> Description of the task
Every record must be reproduced exactly. Leave none out.

> Source data
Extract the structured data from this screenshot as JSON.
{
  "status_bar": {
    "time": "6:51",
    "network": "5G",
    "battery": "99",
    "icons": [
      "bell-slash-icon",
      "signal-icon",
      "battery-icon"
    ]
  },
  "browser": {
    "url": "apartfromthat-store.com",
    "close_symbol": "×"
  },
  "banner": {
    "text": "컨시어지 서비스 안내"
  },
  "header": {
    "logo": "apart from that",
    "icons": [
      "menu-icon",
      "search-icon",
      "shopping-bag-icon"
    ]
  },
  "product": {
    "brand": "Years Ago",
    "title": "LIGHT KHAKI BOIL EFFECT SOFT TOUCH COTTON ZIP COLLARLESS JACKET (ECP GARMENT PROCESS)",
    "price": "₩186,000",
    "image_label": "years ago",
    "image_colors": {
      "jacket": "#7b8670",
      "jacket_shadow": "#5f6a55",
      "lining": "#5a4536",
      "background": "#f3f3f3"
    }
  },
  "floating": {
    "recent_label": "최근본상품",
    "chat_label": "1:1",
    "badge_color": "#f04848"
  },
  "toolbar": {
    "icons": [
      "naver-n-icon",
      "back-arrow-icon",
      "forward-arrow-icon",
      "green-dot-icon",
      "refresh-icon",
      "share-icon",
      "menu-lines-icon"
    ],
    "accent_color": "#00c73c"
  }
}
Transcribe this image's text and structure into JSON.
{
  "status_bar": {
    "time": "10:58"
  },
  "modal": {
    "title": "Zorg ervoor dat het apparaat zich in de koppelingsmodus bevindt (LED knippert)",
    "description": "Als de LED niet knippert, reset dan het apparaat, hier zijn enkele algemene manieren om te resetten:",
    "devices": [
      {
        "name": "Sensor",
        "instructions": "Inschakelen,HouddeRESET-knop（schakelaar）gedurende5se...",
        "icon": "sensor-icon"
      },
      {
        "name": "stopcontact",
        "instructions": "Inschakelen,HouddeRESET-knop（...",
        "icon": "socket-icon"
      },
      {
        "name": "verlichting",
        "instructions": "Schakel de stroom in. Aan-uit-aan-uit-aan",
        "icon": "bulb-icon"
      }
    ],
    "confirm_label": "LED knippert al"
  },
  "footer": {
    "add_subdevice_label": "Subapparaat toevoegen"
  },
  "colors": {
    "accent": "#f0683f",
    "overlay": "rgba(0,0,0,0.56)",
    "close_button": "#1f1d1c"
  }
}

> Exercise result
Extract the structured data from this screenshot as JSON.
{
  "status_bar": {
    "time": "6:51",
    "network": "5G",
    "battery": "99",
    "icons": [
      "bell-slash-icon",
      "signal-icon",
      "battery-icon"
    ]
  },
  "browser": {
    "url": "apartfromthat-store.com",
    "close_symbol": "×"
  },
  "banner": {
    "text": "컨시어지 서비스 안내"
  },
  "header": {
    "logo": "apart from that",
    "icons": [
      "menu-icon",
      "search-icon",
      "shopping-bag-icon"
    ]
  },
  "product": {
    "brand": "Years Ago",
    "title": "LIGHT KHAKI BOIL EFFECT SOFT TOUCH COTTON ZIP COLLARLESS JACKET (ECP GARMENT PROCESS)",
    "price": "₩186,000",
    "image_label": "years ago",
    "image_colors": {
      "jacket": "#7b8670",
      "jacket_shadow": "#5f6a55",
      "lining": "#5a4536",
      "background": "#f3f3f3"
    }
  },
  "floating": {
    "recent_label": "최근본상품",
    "chat_label": "1:1",
    "badge_color": "#f04848"
  },
  "toolbar": {
    "icons": [
      "naver-n-icon",
      "back-arrow-icon",
      "forward-arrow-icon",
      "green-dot-icon",
      "refresh-icon",
      "share-icon",
      "menu-lines-icon"
    ],
    "accent_color": "#00c73c"
  }
}
Transcribe this image's text and structure into JSON.
{
  "status_bar": {
    "time": "10:58"
  },
  "modal": {
    "title": "Zorg ervoor dat het apparaat zich in de koppelingsmodus bevindt (LED knippert)",
    "description": "Als de LED niet knippert, reset dan het apparaat, hier zijn enkele algemene manieren om te resetten:",
    "devices": [
      {
        "name": "Sensor",
        "instructions": "Inschakelen,HouddeRESET-knop（schakelaar）gedurende5se...",
        "icon": "sensor-icon"
      },
      {
        "name": "stopcontact",
        "instructions": "Inschakelen,HouddeRESET-knop（...",
        "icon": "socket-icon"
      },
      {
        "name": "verlichting",
        "instructions": "Schakel de stroom in. Aan-uit-aan-uit-aan",
        "icon": "bulb-icon"
      }
    ],
    "confirm_label": "LED knippert al"
  },
  "footer": {
    "add_subdevice_label": "Subapparaat toevoegen"
  },
  "colors": {
    "accent": "#f0683f",
    "overlay": "rgba(0,0,0,0.56)",
    "close_button": "#1f1d1c"
  }
}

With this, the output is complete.